Data supplied:
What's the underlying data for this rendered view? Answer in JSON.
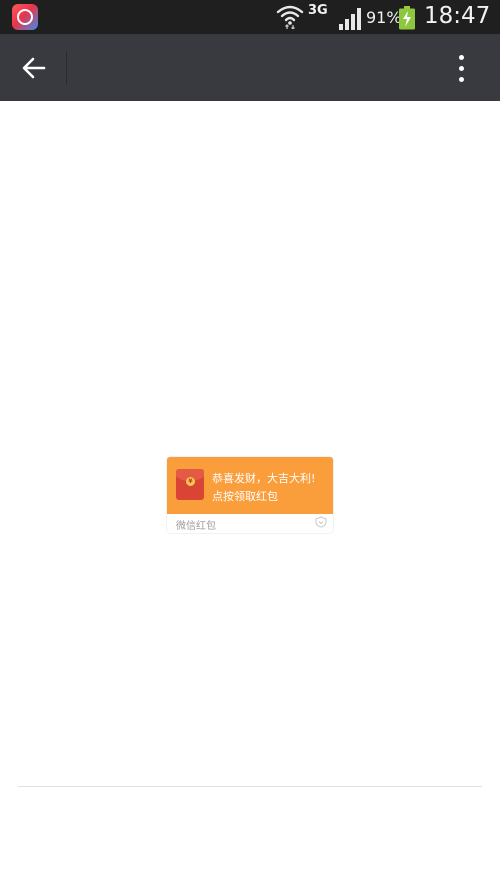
{
  "status_bar": {
    "network_type": "3G",
    "battery_percent": "91%",
    "time": "18:47",
    "icons": {
      "app_notification": "app-notification-icon",
      "wifi": "wifi-icon",
      "signal": "signal-strength-icon",
      "battery": "battery-charging-icon"
    }
  },
  "toolbar": {
    "back_icon": "back-arrow-icon",
    "menu_icon": "more-vertical-icon",
    "background_color": "#393a3f"
  },
  "red_packet": {
    "greeting": "恭喜发财，大吉大利!",
    "action": "点按领取红包",
    "footer_label": "微信红包",
    "card_color": "#fa9d3b",
    "envelope_color": "#d94434",
    "icons": {
      "envelope": "red-envelope-icon",
      "footer": "wechat-pay-icon"
    }
  }
}
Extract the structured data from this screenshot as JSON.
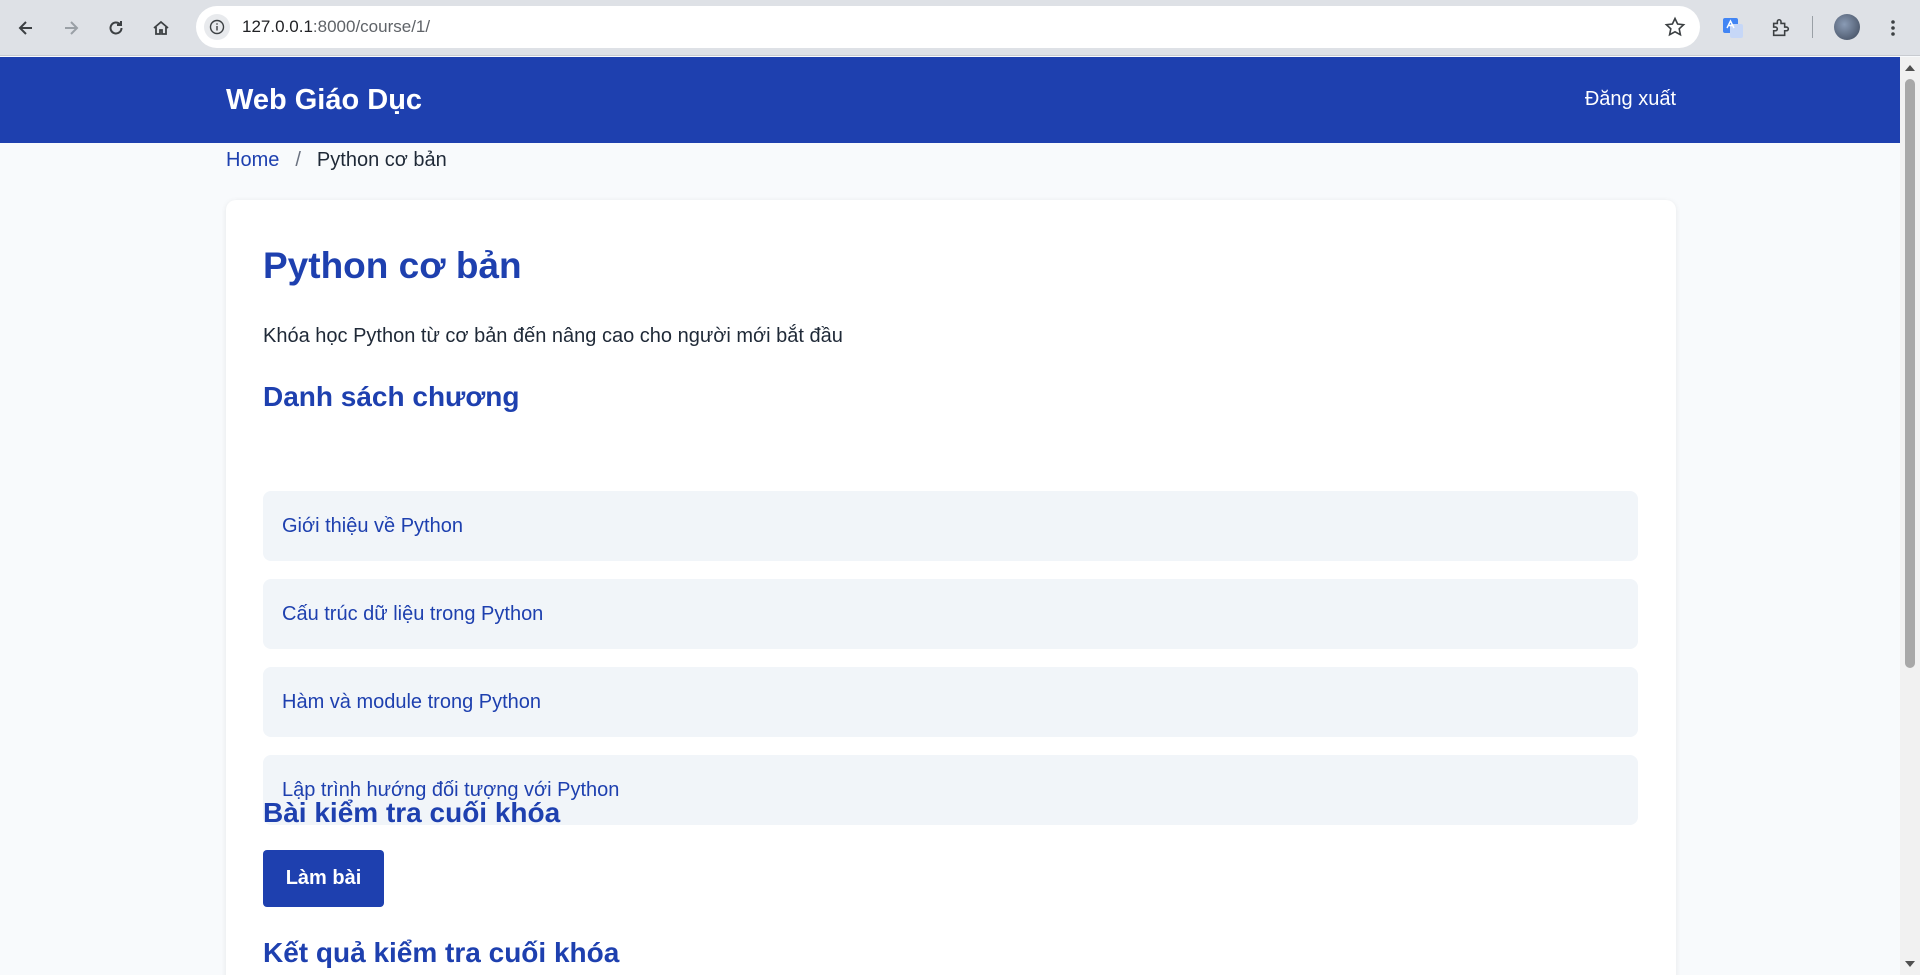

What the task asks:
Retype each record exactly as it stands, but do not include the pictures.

Task output:
What's the underlying data for this rendered view? Answer in JSON.
{
  "status_bar": {
    "network_type": "3G",
    "battery_percent": "91%",
    "time": "18:47",
    "icons": {
      "app_notification": "app-notification-icon",
      "wifi": "wifi-icon",
      "signal": "signal-strength-icon",
      "battery": "battery-charging-icon"
    }
  },
  "toolbar": {
    "back_icon": "back-arrow-icon",
    "menu_icon": "more-vertical-icon",
    "background_color": "#393a3f"
  },
  "red_packet": {
    "greeting": "恭喜发财，大吉大利!",
    "action": "点按领取红包",
    "footer_label": "微信红包",
    "card_color": "#fa9d3b",
    "envelope_color": "#d94434",
    "icons": {
      "envelope": "red-envelope-icon",
      "footer": "wechat-pay-icon"
    }
  }
}
Extract the structured data from this screenshot as JSON.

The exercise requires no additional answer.